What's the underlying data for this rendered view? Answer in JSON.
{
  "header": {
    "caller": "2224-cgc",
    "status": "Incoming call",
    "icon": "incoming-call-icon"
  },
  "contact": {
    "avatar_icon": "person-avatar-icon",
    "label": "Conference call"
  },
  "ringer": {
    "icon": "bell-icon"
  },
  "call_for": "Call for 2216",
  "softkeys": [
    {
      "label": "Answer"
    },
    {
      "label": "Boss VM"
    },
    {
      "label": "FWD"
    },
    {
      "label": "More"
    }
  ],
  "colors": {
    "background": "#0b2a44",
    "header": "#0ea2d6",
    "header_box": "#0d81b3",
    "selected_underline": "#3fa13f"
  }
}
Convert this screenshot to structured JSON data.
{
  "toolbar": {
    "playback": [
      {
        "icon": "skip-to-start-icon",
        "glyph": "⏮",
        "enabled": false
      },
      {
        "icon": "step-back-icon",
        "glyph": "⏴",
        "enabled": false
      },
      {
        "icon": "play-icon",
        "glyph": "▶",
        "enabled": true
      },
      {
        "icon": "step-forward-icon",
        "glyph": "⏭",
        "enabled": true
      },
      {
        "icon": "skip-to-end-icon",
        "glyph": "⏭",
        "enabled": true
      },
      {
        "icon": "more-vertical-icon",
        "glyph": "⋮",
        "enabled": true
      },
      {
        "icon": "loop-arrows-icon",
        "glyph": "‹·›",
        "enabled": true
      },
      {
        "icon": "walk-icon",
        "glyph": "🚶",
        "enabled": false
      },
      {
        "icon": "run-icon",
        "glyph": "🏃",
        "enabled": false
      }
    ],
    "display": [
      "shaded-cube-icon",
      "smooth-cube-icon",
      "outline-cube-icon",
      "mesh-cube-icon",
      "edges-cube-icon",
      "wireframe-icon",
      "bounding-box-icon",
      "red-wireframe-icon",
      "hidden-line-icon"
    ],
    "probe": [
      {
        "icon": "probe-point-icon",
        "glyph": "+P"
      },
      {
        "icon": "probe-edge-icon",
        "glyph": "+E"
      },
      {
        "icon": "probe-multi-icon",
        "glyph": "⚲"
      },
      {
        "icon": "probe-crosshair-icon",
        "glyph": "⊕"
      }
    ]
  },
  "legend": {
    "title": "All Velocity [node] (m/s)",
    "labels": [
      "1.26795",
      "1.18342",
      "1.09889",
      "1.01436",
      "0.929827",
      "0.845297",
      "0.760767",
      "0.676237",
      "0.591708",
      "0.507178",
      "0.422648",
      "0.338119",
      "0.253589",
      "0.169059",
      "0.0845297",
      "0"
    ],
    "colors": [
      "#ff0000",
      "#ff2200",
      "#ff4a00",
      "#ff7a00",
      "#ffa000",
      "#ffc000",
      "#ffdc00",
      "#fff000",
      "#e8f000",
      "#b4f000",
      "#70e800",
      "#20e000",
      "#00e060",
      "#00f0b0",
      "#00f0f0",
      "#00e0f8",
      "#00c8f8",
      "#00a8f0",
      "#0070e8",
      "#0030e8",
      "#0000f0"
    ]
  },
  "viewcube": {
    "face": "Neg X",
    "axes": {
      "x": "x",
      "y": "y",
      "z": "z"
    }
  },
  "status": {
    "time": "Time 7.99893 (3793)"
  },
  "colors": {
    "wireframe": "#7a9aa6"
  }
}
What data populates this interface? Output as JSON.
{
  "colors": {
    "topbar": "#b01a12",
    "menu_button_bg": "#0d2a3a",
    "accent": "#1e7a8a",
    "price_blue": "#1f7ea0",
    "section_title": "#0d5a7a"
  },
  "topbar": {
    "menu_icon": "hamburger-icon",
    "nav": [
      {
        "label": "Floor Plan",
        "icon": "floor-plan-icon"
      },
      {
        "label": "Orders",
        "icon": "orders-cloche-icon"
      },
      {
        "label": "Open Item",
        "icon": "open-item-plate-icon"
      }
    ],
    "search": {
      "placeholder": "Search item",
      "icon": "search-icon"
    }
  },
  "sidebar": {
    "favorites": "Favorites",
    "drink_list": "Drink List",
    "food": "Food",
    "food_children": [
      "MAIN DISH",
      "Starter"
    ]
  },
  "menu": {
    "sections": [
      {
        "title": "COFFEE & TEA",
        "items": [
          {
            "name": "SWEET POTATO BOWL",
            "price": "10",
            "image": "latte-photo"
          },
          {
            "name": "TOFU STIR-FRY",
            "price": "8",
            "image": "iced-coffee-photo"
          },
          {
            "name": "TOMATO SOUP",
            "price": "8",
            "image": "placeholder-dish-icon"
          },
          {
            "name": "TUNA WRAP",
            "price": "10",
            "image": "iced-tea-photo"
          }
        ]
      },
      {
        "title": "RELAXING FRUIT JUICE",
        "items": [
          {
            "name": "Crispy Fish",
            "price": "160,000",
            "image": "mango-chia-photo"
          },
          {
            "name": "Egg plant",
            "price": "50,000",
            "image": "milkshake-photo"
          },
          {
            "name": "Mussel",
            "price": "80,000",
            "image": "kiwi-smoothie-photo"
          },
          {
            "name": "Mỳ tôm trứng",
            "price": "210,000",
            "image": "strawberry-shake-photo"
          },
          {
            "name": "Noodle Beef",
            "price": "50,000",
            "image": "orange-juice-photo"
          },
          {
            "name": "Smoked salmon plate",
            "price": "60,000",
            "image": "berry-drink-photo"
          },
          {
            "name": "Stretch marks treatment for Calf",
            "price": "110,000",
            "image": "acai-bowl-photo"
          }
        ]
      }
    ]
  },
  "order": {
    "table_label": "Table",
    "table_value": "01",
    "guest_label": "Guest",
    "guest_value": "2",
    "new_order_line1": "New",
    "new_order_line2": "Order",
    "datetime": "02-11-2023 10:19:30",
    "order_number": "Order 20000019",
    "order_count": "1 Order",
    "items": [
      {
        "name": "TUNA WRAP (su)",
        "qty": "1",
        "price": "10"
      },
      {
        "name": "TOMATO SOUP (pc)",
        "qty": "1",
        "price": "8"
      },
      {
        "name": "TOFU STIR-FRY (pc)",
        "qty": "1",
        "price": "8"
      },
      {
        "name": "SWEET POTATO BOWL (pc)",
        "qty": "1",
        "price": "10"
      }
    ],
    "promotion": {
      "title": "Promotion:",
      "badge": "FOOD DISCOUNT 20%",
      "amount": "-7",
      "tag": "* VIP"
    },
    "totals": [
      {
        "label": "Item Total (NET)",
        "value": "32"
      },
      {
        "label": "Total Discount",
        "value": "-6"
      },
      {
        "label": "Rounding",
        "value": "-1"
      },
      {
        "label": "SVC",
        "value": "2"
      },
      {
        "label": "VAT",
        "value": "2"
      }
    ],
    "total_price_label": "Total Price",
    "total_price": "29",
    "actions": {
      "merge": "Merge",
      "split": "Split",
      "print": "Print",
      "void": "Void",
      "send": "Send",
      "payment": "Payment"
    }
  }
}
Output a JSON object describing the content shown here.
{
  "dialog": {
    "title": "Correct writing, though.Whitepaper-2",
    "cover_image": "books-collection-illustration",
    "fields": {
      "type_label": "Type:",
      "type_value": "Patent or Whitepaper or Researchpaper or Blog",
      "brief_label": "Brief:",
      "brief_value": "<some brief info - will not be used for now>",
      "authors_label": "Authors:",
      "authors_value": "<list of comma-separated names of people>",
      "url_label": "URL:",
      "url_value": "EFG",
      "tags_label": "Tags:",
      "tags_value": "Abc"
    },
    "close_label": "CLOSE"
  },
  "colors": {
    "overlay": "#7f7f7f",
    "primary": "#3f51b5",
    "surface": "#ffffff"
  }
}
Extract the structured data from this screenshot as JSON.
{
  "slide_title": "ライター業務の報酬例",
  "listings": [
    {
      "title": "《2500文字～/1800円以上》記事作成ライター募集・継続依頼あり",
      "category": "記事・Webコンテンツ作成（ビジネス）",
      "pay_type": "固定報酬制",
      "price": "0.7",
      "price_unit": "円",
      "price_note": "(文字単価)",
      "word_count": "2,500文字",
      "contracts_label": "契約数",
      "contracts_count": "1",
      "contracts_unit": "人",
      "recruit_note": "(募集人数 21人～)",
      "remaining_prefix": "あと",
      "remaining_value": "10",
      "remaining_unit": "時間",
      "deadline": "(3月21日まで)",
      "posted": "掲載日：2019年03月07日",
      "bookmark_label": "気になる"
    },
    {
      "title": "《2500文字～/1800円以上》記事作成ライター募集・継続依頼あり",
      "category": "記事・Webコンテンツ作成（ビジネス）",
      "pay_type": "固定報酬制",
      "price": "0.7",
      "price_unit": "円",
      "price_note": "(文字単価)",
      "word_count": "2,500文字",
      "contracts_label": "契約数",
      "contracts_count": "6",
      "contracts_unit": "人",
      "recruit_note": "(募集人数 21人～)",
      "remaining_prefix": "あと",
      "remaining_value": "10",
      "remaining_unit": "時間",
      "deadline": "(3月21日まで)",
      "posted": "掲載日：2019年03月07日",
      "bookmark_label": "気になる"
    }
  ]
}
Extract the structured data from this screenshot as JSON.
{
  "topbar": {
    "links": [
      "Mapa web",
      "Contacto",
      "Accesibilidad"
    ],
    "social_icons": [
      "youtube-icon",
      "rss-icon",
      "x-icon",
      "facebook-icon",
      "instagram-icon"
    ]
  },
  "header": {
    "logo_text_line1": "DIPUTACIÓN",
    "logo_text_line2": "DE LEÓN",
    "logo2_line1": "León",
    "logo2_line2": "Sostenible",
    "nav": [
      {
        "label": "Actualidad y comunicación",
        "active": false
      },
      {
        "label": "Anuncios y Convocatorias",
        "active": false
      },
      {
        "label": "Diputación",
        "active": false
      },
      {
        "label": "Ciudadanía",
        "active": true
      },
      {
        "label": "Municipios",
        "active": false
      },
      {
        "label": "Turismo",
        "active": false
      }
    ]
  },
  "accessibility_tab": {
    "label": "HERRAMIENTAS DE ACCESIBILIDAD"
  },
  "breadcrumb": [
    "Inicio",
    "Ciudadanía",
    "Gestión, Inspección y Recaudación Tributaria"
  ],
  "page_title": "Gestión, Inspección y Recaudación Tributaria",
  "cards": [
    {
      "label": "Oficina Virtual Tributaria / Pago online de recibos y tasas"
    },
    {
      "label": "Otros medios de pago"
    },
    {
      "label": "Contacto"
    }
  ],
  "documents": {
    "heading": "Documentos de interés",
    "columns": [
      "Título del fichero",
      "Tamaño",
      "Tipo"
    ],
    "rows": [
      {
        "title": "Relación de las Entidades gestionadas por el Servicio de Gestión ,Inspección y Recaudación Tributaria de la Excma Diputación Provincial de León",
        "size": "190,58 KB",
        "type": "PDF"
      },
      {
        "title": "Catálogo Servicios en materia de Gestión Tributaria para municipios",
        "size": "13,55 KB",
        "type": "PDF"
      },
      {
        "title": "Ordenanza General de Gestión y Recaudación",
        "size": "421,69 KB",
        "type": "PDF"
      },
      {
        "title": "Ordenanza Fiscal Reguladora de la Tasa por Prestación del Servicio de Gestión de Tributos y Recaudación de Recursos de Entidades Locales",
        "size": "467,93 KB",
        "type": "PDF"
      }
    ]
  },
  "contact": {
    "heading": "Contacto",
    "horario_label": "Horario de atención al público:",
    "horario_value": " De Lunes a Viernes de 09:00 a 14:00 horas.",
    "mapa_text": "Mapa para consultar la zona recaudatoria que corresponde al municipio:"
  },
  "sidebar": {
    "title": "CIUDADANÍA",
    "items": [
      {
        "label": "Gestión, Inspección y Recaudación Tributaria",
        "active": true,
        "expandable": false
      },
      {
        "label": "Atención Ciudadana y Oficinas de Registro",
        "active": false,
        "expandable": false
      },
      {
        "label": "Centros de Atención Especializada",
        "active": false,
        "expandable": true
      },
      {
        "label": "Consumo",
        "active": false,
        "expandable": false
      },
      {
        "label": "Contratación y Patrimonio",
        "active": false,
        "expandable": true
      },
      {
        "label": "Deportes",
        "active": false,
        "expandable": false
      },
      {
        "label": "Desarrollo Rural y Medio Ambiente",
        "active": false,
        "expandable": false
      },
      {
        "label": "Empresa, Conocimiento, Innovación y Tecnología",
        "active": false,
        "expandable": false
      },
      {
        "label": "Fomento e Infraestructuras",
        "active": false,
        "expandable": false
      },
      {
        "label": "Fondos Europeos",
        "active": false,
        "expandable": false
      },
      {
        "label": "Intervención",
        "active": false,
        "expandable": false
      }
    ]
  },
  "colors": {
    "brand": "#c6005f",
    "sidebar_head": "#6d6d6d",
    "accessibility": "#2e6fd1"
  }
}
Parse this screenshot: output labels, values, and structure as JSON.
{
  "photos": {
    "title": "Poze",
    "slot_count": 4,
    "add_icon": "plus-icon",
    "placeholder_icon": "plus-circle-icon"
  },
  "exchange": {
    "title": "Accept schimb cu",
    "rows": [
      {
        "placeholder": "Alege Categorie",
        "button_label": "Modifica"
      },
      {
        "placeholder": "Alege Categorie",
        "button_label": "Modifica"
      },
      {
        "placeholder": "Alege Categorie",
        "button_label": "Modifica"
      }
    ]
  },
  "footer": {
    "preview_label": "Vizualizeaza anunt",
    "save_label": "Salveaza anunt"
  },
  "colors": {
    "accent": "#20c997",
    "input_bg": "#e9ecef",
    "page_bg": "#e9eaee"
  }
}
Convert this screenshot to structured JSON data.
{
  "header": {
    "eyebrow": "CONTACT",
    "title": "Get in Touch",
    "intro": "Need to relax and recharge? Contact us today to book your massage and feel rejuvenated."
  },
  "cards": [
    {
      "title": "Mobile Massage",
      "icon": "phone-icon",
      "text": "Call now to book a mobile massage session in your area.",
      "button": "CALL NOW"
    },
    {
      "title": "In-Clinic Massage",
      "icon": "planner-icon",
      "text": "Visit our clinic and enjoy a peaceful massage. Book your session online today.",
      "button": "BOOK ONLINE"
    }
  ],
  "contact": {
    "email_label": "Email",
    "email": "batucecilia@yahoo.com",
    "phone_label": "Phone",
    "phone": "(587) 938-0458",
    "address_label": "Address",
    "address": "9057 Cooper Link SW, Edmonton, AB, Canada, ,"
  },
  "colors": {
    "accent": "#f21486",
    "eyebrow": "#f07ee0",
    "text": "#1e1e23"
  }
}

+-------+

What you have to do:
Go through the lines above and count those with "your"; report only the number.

Result of this exercise:
3